MATERIALS PROVIDED
---

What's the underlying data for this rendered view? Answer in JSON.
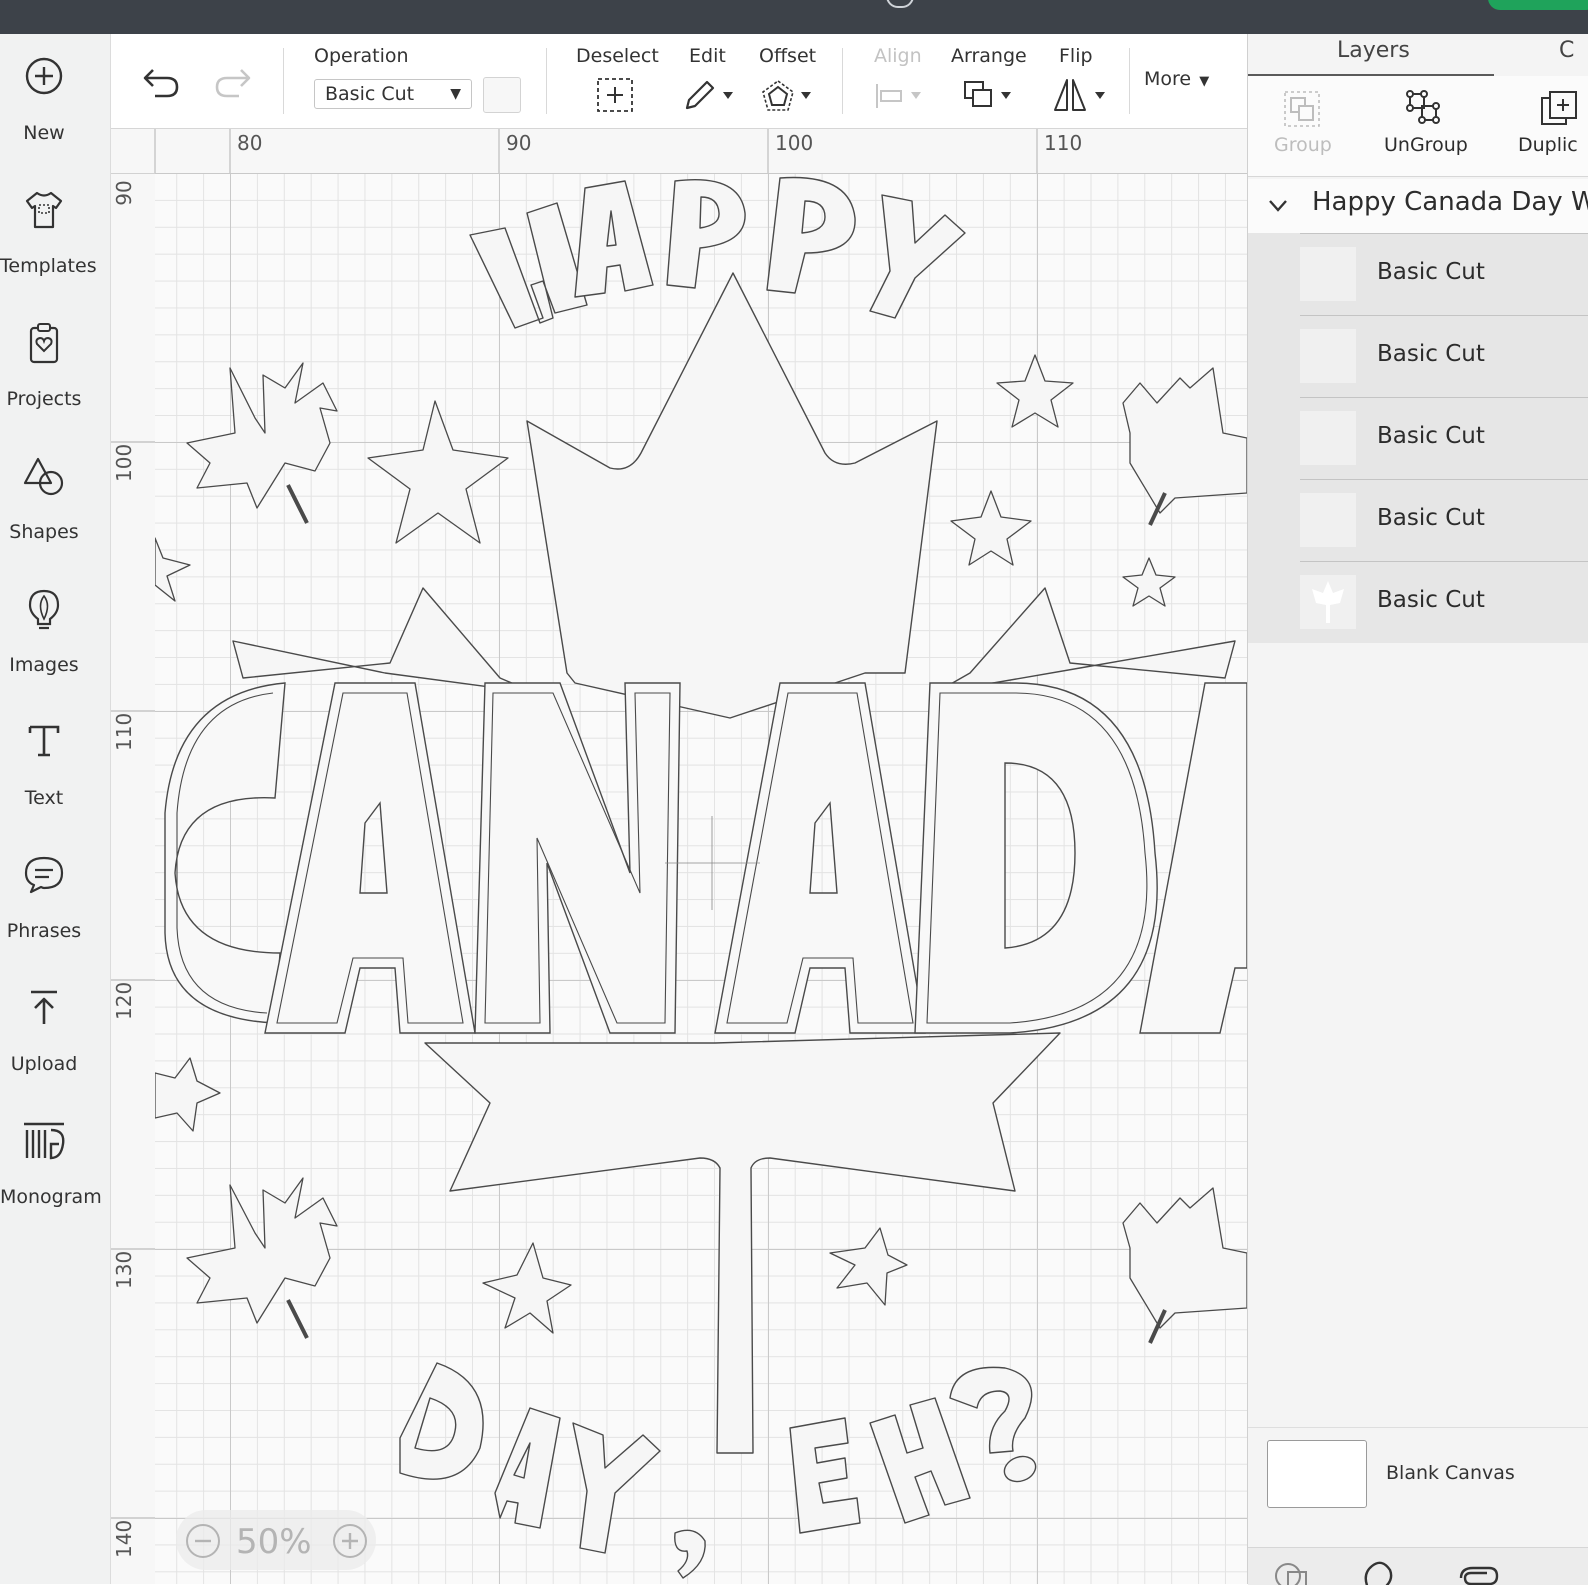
{
  "left_nav": {
    "items": [
      {
        "label": "New",
        "icon": "plus-circle-icon"
      },
      {
        "label": "Templates",
        "icon": "tshirt-icon"
      },
      {
        "label": "Projects",
        "icon": "clipboard-heart-icon"
      },
      {
        "label": "Shapes",
        "icon": "shapes-icon"
      },
      {
        "label": "Images",
        "icon": "lightbulb-icon"
      },
      {
        "label": "Text",
        "icon": "text-t-icon"
      },
      {
        "label": "Phrases",
        "icon": "speech-bubble-icon"
      },
      {
        "label": "Upload",
        "icon": "upload-arrow-icon"
      },
      {
        "label": "Monogram",
        "icon": "monogram-icon"
      }
    ]
  },
  "toolbar": {
    "operation_label": "Operation",
    "operation_value": "Basic Cut",
    "deselect_label": "Deselect",
    "edit_label": "Edit",
    "offset_label": "Offset",
    "align_label": "Align",
    "arrange_label": "Arrange",
    "flip_label": "Flip",
    "more_label": "More"
  },
  "rulers": {
    "top": [
      "80",
      "90",
      "100",
      "110"
    ],
    "left": [
      "90",
      "100",
      "110",
      "120",
      "130",
      "140"
    ]
  },
  "canvas": {
    "zoom_level": "50%",
    "design_words": {
      "top": "HAPPY",
      "middle": "CANADA",
      "bottom": "DAY, EH?"
    }
  },
  "layers_panel": {
    "tabs": [
      "Layers",
      "C"
    ],
    "actions": {
      "group": "Group",
      "ungroup": "UnGroup",
      "duplicate": "Duplic"
    },
    "group_title": "Happy Canada Day W",
    "layers": [
      {
        "label": "Basic Cut"
      },
      {
        "label": "Basic Cut"
      },
      {
        "label": "Basic Cut"
      },
      {
        "label": "Basic Cut"
      },
      {
        "label": "Basic Cut"
      }
    ],
    "blank_canvas_label": "Blank Canvas"
  },
  "colors": {
    "topbar": "#3d4249",
    "accent_green": "#1fa35b",
    "panel_bg": "#f4f4f4",
    "layer_row_bg": "#e6e6e6"
  }
}
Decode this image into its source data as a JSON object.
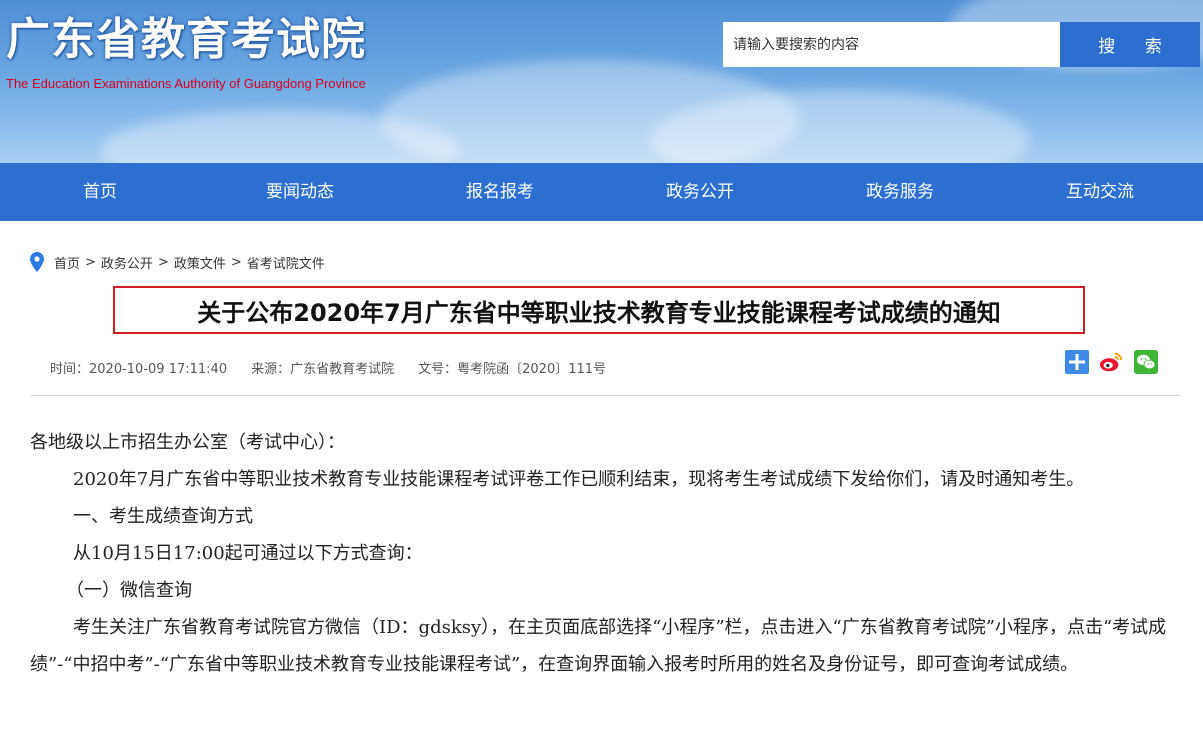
{
  "header": {
    "site_title": "广东省教育考试院",
    "site_subtitle": "The Education Examinations Authority of Guangdong Province",
    "search": {
      "placeholder": "请输入要搜索的内容",
      "button_label": "搜 索"
    }
  },
  "nav": {
    "items": [
      {
        "label": "首页"
      },
      {
        "label": "要闻动态"
      },
      {
        "label": "报名报考"
      },
      {
        "label": "政务公开"
      },
      {
        "label": "政务服务"
      },
      {
        "label": "互动交流"
      }
    ]
  },
  "breadcrumb": {
    "icon": "location-pin-icon",
    "items": [
      "首页",
      "政务公开",
      "政策文件",
      "省考试院文件"
    ],
    "separator": ">"
  },
  "article": {
    "title": "关于公布2020年7月广东省中等职业技术教育专业技能课程考试成绩的通知",
    "meta": {
      "time_label": "时间：",
      "time": "2020-10-09 17:11:40",
      "source_label": "来源：",
      "source": "广东省教育考试院",
      "doc_no_label": "文号：",
      "doc_no": "粤考院函〔2020〕111号"
    },
    "share_icons": [
      "share-plus-icon",
      "weibo-icon",
      "wechat-icon"
    ],
    "paragraphs": {
      "salutation": "各地级以上市招生办公室（考试中心）：",
      "p1": "2020年7月广东省中等职业技术教育专业技能课程考试评卷工作已顺利结束，现将考生考试成绩下发给你们，请及时通知考生。",
      "h1": "一、考生成绩查询方式",
      "p2": "从10月15日17:00起可通过以下方式查询：",
      "h2": "（一）微信查询",
      "p3": "考生关注广东省教育考试院官方微信（ID：gdsksy），在主页面底部选择“小程序”栏，点击进入“广东省教育考试院”小程序，点击“考试成绩”-“中招中考”-“广东省中等职业技术教育专业技能课程考试”，在查询界面输入报考时所用的姓名及身份证号，即可查询考试成绩。"
    }
  },
  "colors": {
    "nav_bg": "#2d6fd1",
    "title_border": "#d21e1e",
    "subtitle": "#d7001b",
    "banner_sky": "#6aa6e2"
  }
}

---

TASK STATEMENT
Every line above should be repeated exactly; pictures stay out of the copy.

ANSWER AREA
What's the underlying data for this rendered view? Answer in JSON.
{
  "left_nav": {
    "items": [
      {
        "label": "New",
        "icon": "plus-circle-icon"
      },
      {
        "label": "Templates",
        "icon": "tshirt-icon"
      },
      {
        "label": "Projects",
        "icon": "clipboard-heart-icon"
      },
      {
        "label": "Shapes",
        "icon": "shapes-icon"
      },
      {
        "label": "Images",
        "icon": "lightbulb-icon"
      },
      {
        "label": "Text",
        "icon": "text-t-icon"
      },
      {
        "label": "Phrases",
        "icon": "speech-bubble-icon"
      },
      {
        "label": "Upload",
        "icon": "upload-arrow-icon"
      },
      {
        "label": "Monogram",
        "icon": "monogram-icon"
      }
    ]
  },
  "toolbar": {
    "operation_label": "Operation",
    "operation_value": "Basic Cut",
    "deselect_label": "Deselect",
    "edit_label": "Edit",
    "offset_label": "Offset",
    "align_label": "Align",
    "arrange_label": "Arrange",
    "flip_label": "Flip",
    "more_label": "More"
  },
  "rulers": {
    "top": [
      "80",
      "90",
      "100",
      "110"
    ],
    "left": [
      "90",
      "100",
      "110",
      "120",
      "130",
      "140"
    ]
  },
  "canvas": {
    "zoom_level": "50%",
    "design_words": {
      "top": "HAPPY",
      "middle": "CANADA",
      "bottom": "DAY, EH?"
    }
  },
  "layers_panel": {
    "tabs": [
      "Layers",
      "C"
    ],
    "actions": {
      "group": "Group",
      "ungroup": "UnGroup",
      "duplicate": "Duplic"
    },
    "group_title": "Happy Canada Day W",
    "layers": [
      {
        "label": "Basic Cut"
      },
      {
        "label": "Basic Cut"
      },
      {
        "label": "Basic Cut"
      },
      {
        "label": "Basic Cut"
      },
      {
        "label": "Basic Cut"
      }
    ],
    "blank_canvas_label": "Blank Canvas"
  },
  "colors": {
    "topbar": "#3d4249",
    "accent_green": "#1fa35b",
    "panel_bg": "#f4f4f4",
    "layer_row_bg": "#e6e6e6"
  }
}
Decode this image into its source data as a JSON object.
{
  "header": {
    "site_title": "广东省教育考试院",
    "site_subtitle": "The Education Examinations Authority of Guangdong Province",
    "search": {
      "placeholder": "请输入要搜索的内容",
      "button_label": "搜 索"
    }
  },
  "nav": {
    "items": [
      {
        "label": "首页"
      },
      {
        "label": "要闻动态"
      },
      {
        "label": "报名报考"
      },
      {
        "label": "政务公开"
      },
      {
        "label": "政务服务"
      },
      {
        "label": "互动交流"
      }
    ]
  },
  "breadcrumb": {
    "icon": "location-pin-icon",
    "items": [
      "首页",
      "政务公开",
      "政策文件",
      "省考试院文件"
    ],
    "separator": ">"
  },
  "article": {
    "title": "关于公布2020年7月广东省中等职业技术教育专业技能课程考试成绩的通知",
    "meta": {
      "time_label": "时间：",
      "time": "2020-10-09 17:11:40",
      "source_label": "来源：",
      "source": "广东省教育考试院",
      "doc_no_label": "文号：",
      "doc_no": "粤考院函〔2020〕111号"
    },
    "share_icons": [
      "share-plus-icon",
      "weibo-icon",
      "wechat-icon"
    ],
    "paragraphs": {
      "salutation": "各地级以上市招生办公室（考试中心）：",
      "p1": "2020年7月广东省中等职业技术教育专业技能课程考试评卷工作已顺利结束，现将考生考试成绩下发给你们，请及时通知考生。",
      "h1": "一、考生成绩查询方式",
      "p2": "从10月15日17:00起可通过以下方式查询：",
      "h2": "（一）微信查询",
      "p3": "考生关注广东省教育考试院官方微信（ID：gdsksy），在主页面底部选择“小程序”栏，点击进入“广东省教育考试院”小程序，点击“考试成绩”-“中招中考”-“广东省中等职业技术教育专业技能课程考试”，在查询界面输入报考时所用的姓名及身份证号，即可查询考试成绩。"
    }
  },
  "colors": {
    "nav_bg": "#2d6fd1",
    "title_border": "#d21e1e",
    "subtitle": "#d7001b",
    "banner_sky": "#6aa6e2"
  }
}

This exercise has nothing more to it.